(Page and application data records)

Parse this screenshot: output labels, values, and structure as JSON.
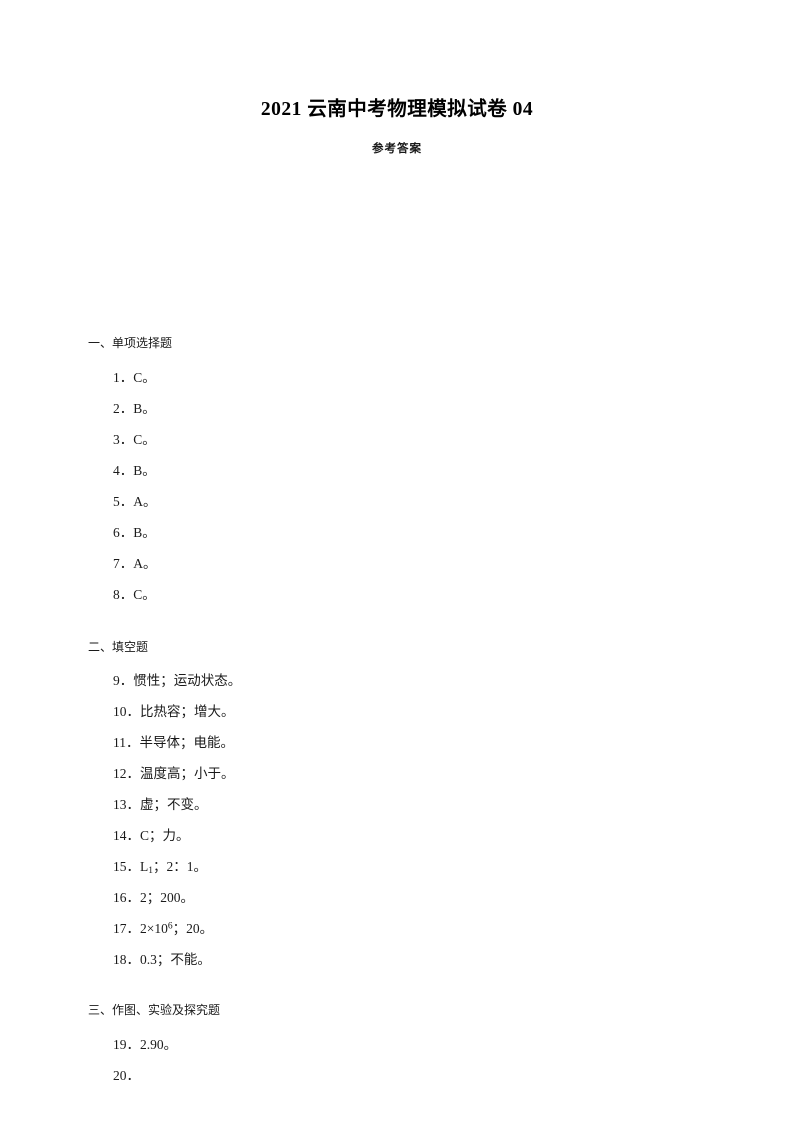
{
  "document": {
    "title": "2021 云南中考物理模拟试卷 04",
    "subtitle": "参考答案"
  },
  "sections": [
    {
      "heading": "一、单项选择题",
      "items": [
        {
          "number": "1．",
          "answer": "C。"
        },
        {
          "number": "2．",
          "answer": "B。"
        },
        {
          "number": "3．",
          "answer": "C。"
        },
        {
          "number": "4．",
          "answer": "B。"
        },
        {
          "number": "5．",
          "answer": "A。"
        },
        {
          "number": "6．",
          "answer": "B。"
        },
        {
          "number": "7．",
          "answer": "A。"
        },
        {
          "number": "8．",
          "answer": "C。"
        }
      ]
    },
    {
      "heading": "二、填空题",
      "items": [
        {
          "number": "9．",
          "answer": "惯性；运动状态。"
        },
        {
          "number": "10．",
          "answer": "比热容；增大。"
        },
        {
          "number": "11．",
          "answer": "半导体；电能。"
        },
        {
          "number": "12．",
          "answer": "温度高；小于。"
        },
        {
          "number": "13．",
          "answer": "虚；不变。"
        },
        {
          "number": "14．",
          "answer": "C；力。"
        },
        {
          "number": "15．",
          "answer_pre": "L",
          "answer_sub": "1",
          "answer_post": "；2：1。"
        },
        {
          "number": "16．",
          "answer": "2；200。"
        },
        {
          "number": "17．",
          "answer_pre": "2×10",
          "answer_sup": "6",
          "answer_post": "；20。"
        },
        {
          "number": "18．",
          "answer": "0.3；不能。"
        }
      ]
    },
    {
      "heading": "三、作图、实验及探究题",
      "items": [
        {
          "number": "19．",
          "answer": "2.90。"
        },
        {
          "number": "20．",
          "answer": ""
        }
      ]
    }
  ]
}
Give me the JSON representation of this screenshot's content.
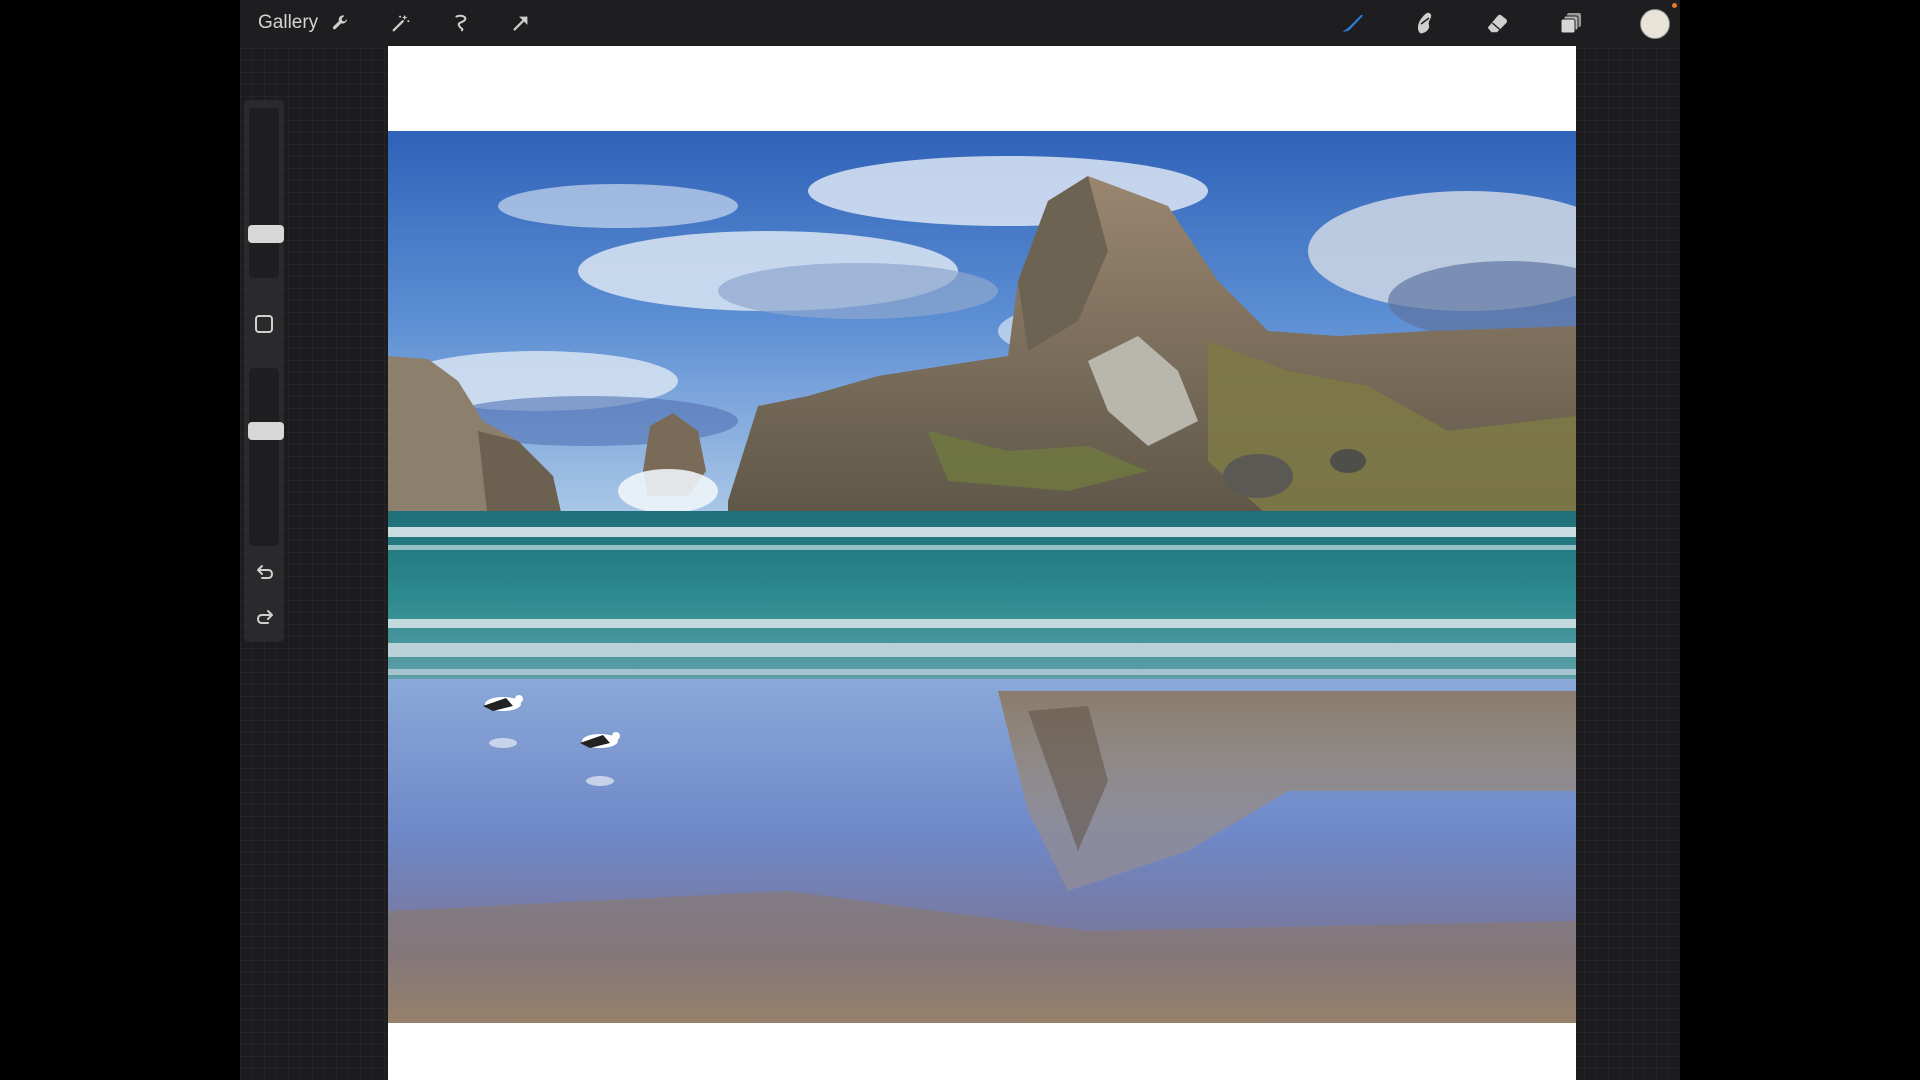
{
  "toolbar": {
    "gallery_label": "Gallery",
    "left_tools": [
      "wrench-icon",
      "magic-wand-icon",
      "selection-icon",
      "transform-arrow-icon"
    ],
    "right_tools": [
      "brush-icon",
      "smudge-icon",
      "eraser-icon",
      "layers-icon"
    ],
    "active_tool": "brush-icon",
    "accent_color": "#2f7de1",
    "current_color": "#e9e4d8",
    "notification_color": "#e57a24"
  },
  "sidebar": {
    "brush_size_level": 0.69,
    "opacity_level": 0.65
  },
  "canvas": {
    "background": "#ffffff",
    "image": "coastal-beach-photo"
  }
}
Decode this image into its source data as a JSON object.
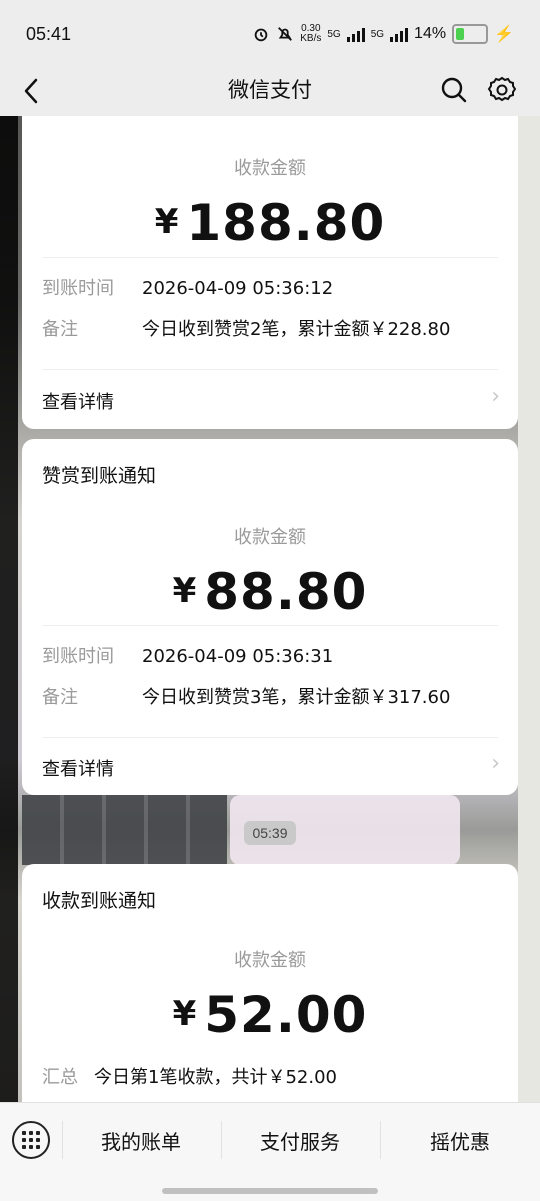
{
  "status": {
    "time": "05:41",
    "speed_top": "0.30",
    "speed_unit": "KB/s",
    "net1": "5G",
    "net2": "5G",
    "battery": "14%"
  },
  "header": {
    "title": "微信支付"
  },
  "cards": [
    {
      "amount_label": "收款金额",
      "currency": "¥",
      "amount": "188.80",
      "rows": [
        {
          "key": "到账时间",
          "value": "2026-04-09 05:36:12"
        },
        {
          "key": "备注",
          "value": "今日收到赞赏2笔，累计金额￥228.80"
        }
      ],
      "detail": "查看详情"
    },
    {
      "title": "赞赏到账通知",
      "amount_label": "收款金额",
      "currency": "¥",
      "amount": "88.80",
      "rows": [
        {
          "key": "到账时间",
          "value": "2026-04-09 05:36:31"
        },
        {
          "key": "备注",
          "value": "今日收到赞赏3笔，累计金额￥317.60"
        }
      ],
      "detail": "查看详情"
    },
    {
      "title": "收款到账通知",
      "amount_label": "收款金额",
      "currency": "¥",
      "amount": "52.00",
      "rows": [
        {
          "key": "汇总",
          "value": "今日第1笔收款，共计￥52.00"
        }
      ]
    }
  ],
  "timestamp": "05:39",
  "bottom_menu": [
    "我的账单",
    "支付服务",
    "摇优惠"
  ]
}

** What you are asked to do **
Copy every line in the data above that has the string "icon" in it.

** Task result **
      "wrench-icon",
      "magic-wand-icon",
      "selection-icon",
      "transform-arrow-icon"
      "brush-icon",
      "smudge-icon",
      "eraser-icon",
      "layers-icon"
    "active_tool": "brush-icon",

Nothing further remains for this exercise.